# Extracted entries:
%%

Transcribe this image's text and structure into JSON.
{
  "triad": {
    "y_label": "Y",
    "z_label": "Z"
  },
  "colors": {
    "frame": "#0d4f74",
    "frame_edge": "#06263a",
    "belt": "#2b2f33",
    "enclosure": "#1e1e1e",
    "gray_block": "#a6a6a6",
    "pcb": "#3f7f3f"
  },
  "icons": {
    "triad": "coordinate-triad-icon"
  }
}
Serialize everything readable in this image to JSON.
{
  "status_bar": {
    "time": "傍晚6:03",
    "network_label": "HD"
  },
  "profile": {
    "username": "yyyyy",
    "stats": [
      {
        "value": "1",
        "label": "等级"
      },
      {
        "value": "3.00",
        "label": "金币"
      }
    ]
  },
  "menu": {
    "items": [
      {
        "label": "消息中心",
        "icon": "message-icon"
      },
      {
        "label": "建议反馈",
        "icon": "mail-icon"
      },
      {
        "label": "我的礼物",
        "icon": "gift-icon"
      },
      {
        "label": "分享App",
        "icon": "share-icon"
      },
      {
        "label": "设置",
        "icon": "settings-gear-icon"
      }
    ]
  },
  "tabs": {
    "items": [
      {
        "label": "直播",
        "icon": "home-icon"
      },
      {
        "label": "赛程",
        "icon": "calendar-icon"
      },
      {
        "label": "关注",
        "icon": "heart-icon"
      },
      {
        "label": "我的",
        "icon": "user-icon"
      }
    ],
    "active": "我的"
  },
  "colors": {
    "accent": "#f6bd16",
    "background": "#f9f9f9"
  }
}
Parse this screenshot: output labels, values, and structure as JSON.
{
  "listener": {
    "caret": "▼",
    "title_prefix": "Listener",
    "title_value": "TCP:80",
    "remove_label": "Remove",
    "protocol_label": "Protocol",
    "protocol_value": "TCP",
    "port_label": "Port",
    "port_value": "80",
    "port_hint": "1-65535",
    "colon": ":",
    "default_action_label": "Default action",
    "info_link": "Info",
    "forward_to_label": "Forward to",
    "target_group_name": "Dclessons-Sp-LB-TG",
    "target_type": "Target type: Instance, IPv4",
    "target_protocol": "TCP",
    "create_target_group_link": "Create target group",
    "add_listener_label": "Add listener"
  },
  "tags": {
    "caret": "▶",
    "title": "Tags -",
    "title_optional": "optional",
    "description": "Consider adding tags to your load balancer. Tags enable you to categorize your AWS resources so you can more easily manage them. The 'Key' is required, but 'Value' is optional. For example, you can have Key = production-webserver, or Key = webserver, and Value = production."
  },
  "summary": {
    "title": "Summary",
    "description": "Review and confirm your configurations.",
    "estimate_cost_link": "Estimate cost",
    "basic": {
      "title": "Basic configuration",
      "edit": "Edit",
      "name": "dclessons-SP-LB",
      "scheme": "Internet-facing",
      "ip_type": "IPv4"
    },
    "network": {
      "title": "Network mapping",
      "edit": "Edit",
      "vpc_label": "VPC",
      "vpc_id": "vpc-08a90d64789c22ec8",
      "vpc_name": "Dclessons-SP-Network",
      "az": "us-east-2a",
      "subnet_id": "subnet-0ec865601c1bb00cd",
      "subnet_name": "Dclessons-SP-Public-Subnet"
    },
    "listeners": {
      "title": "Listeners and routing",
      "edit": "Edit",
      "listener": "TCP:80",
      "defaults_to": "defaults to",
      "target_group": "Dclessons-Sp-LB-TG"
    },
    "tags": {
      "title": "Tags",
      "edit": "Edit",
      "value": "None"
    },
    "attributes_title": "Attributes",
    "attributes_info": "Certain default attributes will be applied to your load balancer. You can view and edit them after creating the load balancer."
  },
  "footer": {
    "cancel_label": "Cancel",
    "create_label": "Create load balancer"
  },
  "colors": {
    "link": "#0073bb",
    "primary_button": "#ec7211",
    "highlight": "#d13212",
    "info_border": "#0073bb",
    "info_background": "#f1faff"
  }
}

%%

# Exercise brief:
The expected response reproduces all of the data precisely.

# Finished exercise:
Transcribe this image's text and structure into JSON.
{
  "triad": {
    "y_label": "Y",
    "z_label": "Z"
  },
  "colors": {
    "frame": "#0d4f74",
    "frame_edge": "#06263a",
    "belt": "#2b2f33",
    "enclosure": "#1e1e1e",
    "gray_block": "#a6a6a6",
    "pcb": "#3f7f3f"
  },
  "icons": {
    "triad": "coordinate-triad-icon"
  }
}
Serialize everything readable in this image to JSON.
{
  "status_bar": {
    "time": "傍晚6:03",
    "network_label": "HD"
  },
  "profile": {
    "username": "yyyyy",
    "stats": [
      {
        "value": "1",
        "label": "等级"
      },
      {
        "value": "3.00",
        "label": "金币"
      }
    ]
  },
  "menu": {
    "items": [
      {
        "label": "消息中心",
        "icon": "message-icon"
      },
      {
        "label": "建议反馈",
        "icon": "mail-icon"
      },
      {
        "label": "我的礼物",
        "icon": "gift-icon"
      },
      {
        "label": "分享App",
        "icon": "share-icon"
      },
      {
        "label": "设置",
        "icon": "settings-gear-icon"
      }
    ]
  },
  "tabs": {
    "items": [
      {
        "label": "直播",
        "icon": "home-icon"
      },
      {
        "label": "赛程",
        "icon": "calendar-icon"
      },
      {
        "label": "关注",
        "icon": "heart-icon"
      },
      {
        "label": "我的",
        "icon": "user-icon"
      }
    ],
    "active": "我的"
  },
  "colors": {
    "accent": "#f6bd16",
    "background": "#f9f9f9"
  }
}
Parse this screenshot: output labels, values, and structure as JSON.
{
  "listener": {
    "caret": "▼",
    "title_prefix": "Listener",
    "title_value": "TCP:80",
    "remove_label": "Remove",
    "protocol_label": "Protocol",
    "protocol_value": "TCP",
    "port_label": "Port",
    "port_value": "80",
    "port_hint": "1-65535",
    "colon": ":",
    "default_action_label": "Default action",
    "info_link": "Info",
    "forward_to_label": "Forward to",
    "target_group_name": "Dclessons-Sp-LB-TG",
    "target_type": "Target type: Instance, IPv4",
    "target_protocol": "TCP",
    "create_target_group_link": "Create target group",
    "add_listener_label": "Add listener"
  },
  "tags": {
    "caret": "▶",
    "title": "Tags -",
    "title_optional": "optional",
    "description": "Consider adding tags to your load balancer. Tags enable you to categorize your AWS resources so you can more easily manage them. The 'Key' is required, but 'Value' is optional. For example, you can have Key = production-webserver, or Key = webserver, and Value = production."
  },
  "summary": {
    "title": "Summary",
    "description": "Review and confirm your configurations.",
    "estimate_cost_link": "Estimate cost",
    "basic": {
      "title": "Basic configuration",
      "edit": "Edit",
      "name": "dclessons-SP-LB",
      "scheme": "Internet-facing",
      "ip_type": "IPv4"
    },
    "network": {
      "title": "Network mapping",
      "edit": "Edit",
      "vpc_label": "VPC",
      "vpc_id": "vpc-08a90d64789c22ec8",
      "vpc_name": "Dclessons-SP-Network",
      "az": "us-east-2a",
      "subnet_id": "subnet-0ec865601c1bb00cd",
      "subnet_name": "Dclessons-SP-Public-Subnet"
    },
    "listeners": {
      "title": "Listeners and routing",
      "edit": "Edit",
      "listener": "TCP:80",
      "defaults_to": "defaults to",
      "target_group": "Dclessons-Sp-LB-TG"
    },
    "tags": {
      "title": "Tags",
      "edit": "Edit",
      "value": "None"
    },
    "attributes_title": "Attributes",
    "attributes_info": "Certain default attributes will be applied to your load balancer. You can view and edit them after creating the load balancer."
  },
  "footer": {
    "cancel_label": "Cancel",
    "create_label": "Create load balancer"
  },
  "colors": {
    "link": "#0073bb",
    "primary_button": "#ec7211",
    "highlight": "#d13212",
    "info_border": "#0073bb",
    "info_background": "#f1faff"
  }
}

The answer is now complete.